And now, Hincapie says that he himself cheated, and that everyone on the postal team cheated. It was expected of them. Hincapie said, “Early in my professional career, it became clear to me that, given the widespread use of performance enhancing drugs by cyclists at the top of the profession, it was not possible to compete at the highest level without them.” You can read about the USADA’s reports here, here, and here. In the report, eleven of Lance’s former teammates testified against the team. All I would have needed to hear, as a fan, was one of them. When Hincapie said, “I cheated,” for me it was over. If Hincapie was dirty, I could no longer believe.
And now, I am angry. And grieved. I am grieved that an entire sport became so infected with the drive to win that they forgot that winning isn’t everything. Sports build camaraderie, trust in others, the ability to work as a team, and the humility to put others over self. Cheating rips at the fabric of the sport, because it betrays the very honest nature of competition. What’s more, it robs people of their achievements and hard work. It forgets that the camaraderie of the sport is built on trust and team and others over self, even those others who aren’t on your team.
What about the guy who didn’t cheat all those years the sport was infected with it? We don’t know his name. Because of his principles, he may not have even made a team. He raced in some obscure league with obscure teammates, and yet he could have stood on the podium in the place of Lance Armstrong. He could have been a hero, but Lance and his team stole that from him. It is foul. It is wicked. It is the antithesis of sports.
Lance and his team played two games.
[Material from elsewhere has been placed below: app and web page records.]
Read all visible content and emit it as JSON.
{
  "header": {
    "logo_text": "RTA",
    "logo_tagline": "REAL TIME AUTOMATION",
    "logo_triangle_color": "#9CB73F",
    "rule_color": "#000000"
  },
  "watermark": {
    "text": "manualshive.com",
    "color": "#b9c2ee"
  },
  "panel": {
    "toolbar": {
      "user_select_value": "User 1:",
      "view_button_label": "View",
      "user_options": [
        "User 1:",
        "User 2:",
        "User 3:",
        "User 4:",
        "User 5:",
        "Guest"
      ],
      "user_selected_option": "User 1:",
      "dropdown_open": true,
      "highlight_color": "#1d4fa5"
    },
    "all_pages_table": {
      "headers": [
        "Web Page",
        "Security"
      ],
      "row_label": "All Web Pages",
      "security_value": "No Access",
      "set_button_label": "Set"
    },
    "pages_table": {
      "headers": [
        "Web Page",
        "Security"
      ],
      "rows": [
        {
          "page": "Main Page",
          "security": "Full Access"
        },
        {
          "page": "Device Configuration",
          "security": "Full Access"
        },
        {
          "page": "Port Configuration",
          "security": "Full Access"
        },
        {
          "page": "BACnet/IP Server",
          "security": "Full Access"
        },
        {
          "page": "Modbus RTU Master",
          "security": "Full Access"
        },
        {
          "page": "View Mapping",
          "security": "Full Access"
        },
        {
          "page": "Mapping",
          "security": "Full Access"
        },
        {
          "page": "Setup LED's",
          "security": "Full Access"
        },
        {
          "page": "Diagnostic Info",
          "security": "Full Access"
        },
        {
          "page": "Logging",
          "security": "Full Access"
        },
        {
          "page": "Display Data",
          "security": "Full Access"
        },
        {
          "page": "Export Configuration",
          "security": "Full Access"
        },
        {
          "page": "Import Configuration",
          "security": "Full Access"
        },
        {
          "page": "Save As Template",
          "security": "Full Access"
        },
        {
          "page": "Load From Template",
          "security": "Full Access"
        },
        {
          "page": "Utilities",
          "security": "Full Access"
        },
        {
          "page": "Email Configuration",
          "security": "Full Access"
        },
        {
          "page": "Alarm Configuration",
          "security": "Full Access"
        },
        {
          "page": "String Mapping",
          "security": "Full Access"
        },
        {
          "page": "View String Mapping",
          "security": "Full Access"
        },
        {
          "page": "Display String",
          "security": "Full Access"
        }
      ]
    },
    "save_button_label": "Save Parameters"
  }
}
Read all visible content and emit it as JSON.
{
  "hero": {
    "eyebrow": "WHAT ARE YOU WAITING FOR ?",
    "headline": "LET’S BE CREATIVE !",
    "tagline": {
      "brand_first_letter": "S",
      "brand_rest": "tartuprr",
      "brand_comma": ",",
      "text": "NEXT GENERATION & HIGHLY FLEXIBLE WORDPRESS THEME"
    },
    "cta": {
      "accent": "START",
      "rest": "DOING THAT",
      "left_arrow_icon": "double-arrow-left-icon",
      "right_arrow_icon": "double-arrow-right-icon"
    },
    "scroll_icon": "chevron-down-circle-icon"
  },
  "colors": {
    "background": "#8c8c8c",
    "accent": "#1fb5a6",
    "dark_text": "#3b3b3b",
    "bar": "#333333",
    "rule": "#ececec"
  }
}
One was on the Tour, and one was with the doping commission. They were a bicycle length ahead in both games, but the commission has finally caught up. The tragedy is that the best man who didn’t cheat will not be found. The titles for those years will be vacated. No one wins, and the true man of the hour is lost to history.
Lance Armstrong is still holed up somewhere claiming that he did not cheat. He dropped out of the fight against the USADA because he knew he couldn’t win, and for Lance, all there is is winning. So he took what victory he could; he played the martyr and went home when the race was lost to him. He has not confessed. He has not repented, and he is as guilty as can be. If a thing is confirmed with two or three witnesses, eleven is surely a closed case.
As I grieve over this travesty, the only thing that really brings me any hope is imagining that lone rider that didn’t cheat. That mythical man who gave up the podium and fame for the sake of his integrity. In my mind, he is still riding, alone but victorious, over the unseen opponents of greed and selfishness that Lance has yet to master.